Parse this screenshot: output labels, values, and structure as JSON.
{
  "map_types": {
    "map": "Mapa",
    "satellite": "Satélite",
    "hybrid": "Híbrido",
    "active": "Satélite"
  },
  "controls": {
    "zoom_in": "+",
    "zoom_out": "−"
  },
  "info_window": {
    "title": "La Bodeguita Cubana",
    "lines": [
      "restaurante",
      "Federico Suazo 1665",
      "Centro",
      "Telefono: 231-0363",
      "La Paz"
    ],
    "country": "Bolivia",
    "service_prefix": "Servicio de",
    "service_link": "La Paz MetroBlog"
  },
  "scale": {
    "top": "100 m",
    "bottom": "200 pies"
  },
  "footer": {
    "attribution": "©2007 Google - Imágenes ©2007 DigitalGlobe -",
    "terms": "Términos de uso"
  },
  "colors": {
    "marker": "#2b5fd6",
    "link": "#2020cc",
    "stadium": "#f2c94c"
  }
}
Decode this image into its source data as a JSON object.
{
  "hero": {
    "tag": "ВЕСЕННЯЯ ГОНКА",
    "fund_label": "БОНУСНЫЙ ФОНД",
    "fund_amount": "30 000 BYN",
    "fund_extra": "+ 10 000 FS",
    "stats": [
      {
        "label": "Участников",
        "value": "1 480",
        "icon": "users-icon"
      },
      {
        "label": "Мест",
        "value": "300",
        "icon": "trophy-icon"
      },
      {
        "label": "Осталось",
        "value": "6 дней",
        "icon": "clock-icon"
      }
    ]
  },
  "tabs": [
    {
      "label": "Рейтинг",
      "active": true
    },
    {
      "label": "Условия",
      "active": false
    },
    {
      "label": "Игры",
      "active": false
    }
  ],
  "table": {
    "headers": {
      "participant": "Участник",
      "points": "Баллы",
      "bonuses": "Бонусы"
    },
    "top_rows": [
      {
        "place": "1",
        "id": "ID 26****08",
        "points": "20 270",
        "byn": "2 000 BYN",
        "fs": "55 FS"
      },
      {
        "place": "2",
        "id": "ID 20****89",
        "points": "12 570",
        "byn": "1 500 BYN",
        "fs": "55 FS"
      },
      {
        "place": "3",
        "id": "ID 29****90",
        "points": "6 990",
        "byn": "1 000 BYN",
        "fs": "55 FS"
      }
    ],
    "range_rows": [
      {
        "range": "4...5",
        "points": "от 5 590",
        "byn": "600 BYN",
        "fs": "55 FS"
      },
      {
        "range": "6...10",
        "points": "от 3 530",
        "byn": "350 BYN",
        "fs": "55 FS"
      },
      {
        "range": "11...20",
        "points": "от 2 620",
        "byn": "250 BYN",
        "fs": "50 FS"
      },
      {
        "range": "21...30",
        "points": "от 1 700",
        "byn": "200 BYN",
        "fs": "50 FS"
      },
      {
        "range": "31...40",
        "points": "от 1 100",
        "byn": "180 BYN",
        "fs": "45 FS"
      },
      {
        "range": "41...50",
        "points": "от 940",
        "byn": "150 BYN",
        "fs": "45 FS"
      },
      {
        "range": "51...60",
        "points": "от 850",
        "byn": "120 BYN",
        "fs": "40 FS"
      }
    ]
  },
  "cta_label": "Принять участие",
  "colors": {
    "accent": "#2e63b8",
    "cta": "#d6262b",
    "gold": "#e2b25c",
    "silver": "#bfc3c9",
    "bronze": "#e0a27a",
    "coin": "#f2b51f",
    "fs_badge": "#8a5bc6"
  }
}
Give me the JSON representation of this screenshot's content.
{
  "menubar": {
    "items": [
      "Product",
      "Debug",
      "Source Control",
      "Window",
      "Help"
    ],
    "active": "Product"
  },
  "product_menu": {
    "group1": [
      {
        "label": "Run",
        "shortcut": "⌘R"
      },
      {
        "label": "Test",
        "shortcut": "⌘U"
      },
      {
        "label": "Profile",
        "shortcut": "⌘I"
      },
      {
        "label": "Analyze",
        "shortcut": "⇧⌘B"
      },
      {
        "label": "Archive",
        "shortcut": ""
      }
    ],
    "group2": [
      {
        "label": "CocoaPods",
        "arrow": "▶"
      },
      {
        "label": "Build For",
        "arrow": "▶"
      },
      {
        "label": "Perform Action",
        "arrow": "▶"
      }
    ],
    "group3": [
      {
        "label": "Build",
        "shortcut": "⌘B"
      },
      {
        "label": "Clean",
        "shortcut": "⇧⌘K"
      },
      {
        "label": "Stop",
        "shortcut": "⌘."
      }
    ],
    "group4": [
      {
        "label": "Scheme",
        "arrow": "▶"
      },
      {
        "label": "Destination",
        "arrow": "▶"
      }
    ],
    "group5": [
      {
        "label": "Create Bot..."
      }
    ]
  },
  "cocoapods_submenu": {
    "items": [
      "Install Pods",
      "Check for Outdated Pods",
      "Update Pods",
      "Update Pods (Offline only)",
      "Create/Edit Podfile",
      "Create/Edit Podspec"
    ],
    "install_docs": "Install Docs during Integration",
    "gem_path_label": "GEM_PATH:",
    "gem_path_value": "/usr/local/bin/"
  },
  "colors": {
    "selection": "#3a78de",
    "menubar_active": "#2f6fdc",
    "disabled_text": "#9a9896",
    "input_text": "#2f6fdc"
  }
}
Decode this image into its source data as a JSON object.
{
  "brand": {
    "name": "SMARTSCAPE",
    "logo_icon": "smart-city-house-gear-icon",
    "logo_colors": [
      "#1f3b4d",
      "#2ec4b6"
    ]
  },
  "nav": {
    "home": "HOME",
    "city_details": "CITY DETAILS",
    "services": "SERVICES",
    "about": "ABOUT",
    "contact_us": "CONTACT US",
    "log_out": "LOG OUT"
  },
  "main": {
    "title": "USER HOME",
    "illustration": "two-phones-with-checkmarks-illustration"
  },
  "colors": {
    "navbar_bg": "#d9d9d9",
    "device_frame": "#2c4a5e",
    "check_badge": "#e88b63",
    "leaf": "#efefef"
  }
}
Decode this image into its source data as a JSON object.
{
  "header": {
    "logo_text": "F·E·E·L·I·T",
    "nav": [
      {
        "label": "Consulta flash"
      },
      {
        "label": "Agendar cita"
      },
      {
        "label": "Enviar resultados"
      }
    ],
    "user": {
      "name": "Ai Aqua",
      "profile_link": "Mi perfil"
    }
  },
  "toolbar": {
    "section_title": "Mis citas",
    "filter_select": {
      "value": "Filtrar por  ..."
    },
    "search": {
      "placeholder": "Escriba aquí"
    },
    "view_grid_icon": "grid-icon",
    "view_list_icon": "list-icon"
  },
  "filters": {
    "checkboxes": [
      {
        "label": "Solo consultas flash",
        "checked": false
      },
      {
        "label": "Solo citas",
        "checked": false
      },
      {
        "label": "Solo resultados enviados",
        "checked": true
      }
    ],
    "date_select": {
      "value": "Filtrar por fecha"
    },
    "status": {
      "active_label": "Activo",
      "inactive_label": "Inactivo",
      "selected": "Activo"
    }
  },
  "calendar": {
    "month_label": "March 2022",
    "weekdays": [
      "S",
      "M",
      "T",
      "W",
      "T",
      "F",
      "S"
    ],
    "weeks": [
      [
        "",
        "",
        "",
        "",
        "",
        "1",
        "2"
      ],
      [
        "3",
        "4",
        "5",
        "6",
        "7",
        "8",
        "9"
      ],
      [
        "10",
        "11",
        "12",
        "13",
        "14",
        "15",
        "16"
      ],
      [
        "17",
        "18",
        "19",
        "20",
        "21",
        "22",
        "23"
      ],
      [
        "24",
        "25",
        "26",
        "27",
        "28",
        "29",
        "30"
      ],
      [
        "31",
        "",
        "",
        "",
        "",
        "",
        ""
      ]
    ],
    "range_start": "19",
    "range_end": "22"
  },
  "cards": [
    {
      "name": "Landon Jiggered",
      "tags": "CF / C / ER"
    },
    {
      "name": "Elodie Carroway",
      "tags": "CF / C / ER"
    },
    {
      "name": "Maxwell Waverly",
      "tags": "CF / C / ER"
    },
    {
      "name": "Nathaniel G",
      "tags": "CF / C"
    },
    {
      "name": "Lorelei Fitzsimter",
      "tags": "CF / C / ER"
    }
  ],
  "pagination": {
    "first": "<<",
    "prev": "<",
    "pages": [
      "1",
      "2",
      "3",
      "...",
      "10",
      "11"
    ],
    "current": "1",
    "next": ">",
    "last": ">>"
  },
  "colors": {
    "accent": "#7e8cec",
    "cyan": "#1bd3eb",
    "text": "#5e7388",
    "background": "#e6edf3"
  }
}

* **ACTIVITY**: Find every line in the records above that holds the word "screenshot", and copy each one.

* **TASK OUTPUT**:
Parse this screenshot: output labels, values, and structure as JSON.
Give me the JSON representation of this screenshot's content.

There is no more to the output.